When one breast grows much larger size than the other, an operation may correct the difference by reducing the larger breast, augmenting the smaller, or both. Many teenagers who want breast augmentation have one breast that is larger than the other – sometimes a full cup size or more in difference. This condition is called breast asymmetry. Using a breast implant in the smaller breast allows the patient to have breasts of the same size. Although waiting may prolong the physical awkwardness, it is advisable to delay surgery until breast growth ceases in order to achieve the best result.
4. Breast Reduction
Surgical reduction of very large breasts can overcome both physical and psychological burdens for a teenage girl. In fact, many teenagers suffer ongoing back pain due to overly large breasts. Although waiting may prolong the psychological awkwardness, it is advisable to delay surgery until breast growth ceases in order to achieve the best result.
5. Acne and Acne Scar Treatment

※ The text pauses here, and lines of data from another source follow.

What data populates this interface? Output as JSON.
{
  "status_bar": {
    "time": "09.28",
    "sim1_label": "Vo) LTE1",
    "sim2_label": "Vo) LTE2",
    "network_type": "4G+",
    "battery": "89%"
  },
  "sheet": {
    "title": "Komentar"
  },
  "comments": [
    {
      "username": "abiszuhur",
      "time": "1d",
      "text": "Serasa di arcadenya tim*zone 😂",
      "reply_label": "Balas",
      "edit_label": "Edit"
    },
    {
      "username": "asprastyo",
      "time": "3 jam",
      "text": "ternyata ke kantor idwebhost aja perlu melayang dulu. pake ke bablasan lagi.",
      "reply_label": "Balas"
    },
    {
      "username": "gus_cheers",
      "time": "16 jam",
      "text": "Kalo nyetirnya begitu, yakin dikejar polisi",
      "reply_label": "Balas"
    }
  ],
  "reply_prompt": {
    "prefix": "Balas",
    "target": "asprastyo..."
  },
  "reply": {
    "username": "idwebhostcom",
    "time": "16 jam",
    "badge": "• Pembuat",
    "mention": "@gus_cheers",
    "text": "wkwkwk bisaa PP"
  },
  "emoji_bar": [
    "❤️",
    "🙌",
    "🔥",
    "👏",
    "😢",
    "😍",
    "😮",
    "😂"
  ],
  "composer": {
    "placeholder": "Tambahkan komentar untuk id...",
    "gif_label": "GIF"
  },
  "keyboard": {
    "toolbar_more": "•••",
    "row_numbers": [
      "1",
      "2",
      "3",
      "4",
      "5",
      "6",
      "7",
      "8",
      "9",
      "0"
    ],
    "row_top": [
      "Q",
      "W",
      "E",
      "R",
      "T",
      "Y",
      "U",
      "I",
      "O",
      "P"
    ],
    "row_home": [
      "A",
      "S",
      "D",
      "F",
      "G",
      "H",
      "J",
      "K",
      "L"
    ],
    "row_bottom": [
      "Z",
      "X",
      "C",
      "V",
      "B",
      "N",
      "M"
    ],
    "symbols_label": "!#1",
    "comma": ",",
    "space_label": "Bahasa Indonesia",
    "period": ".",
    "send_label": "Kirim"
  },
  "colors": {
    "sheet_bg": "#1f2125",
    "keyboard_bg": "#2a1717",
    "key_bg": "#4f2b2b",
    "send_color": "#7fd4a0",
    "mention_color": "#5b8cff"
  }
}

Acne eruptions may be controlled by the proper use of modern prescription drugs. In addition to supervising the use of these medications, plastic surgeons may improve acne scars by smoothing or ”refinishing” the skin with a laser or with a fine sanding technique called microdermabrasion. Other treatments for acne related skin problems include laser skin resurfacing, dermabrasion, and chemical peels.
6. Male Breast Reduction (Gynaecomastia)
Teenage boys with large breasts, known as gynaecomastia, are often eager to undergo plastic surgery. Surgical correction can be accomplished in a variety of ways including liposuction and/or surgical excision of the breast tissue.
As a plastic surgeon, I am an advocate for the right teenage cosmetic surgery, at the right time and for the right reason. Things like correction of prominent ears, breast reduction in adolescent boys or breast reconstruction in young girls with an underdeveloped breast can truly advance the person’s quality of life. It is our responsibility as a plastic surgeons to guide teenagers (and their parents) in the right direction and to educate them that cosmetic surgery is not a panacea for the everyday pressures that teenagers face. Cosmetic surgery can make you more attractive but not necessarily more happy!
Question: What do you think is the commonest reason teenagers want cosmetic surgery? You can leave a comment below.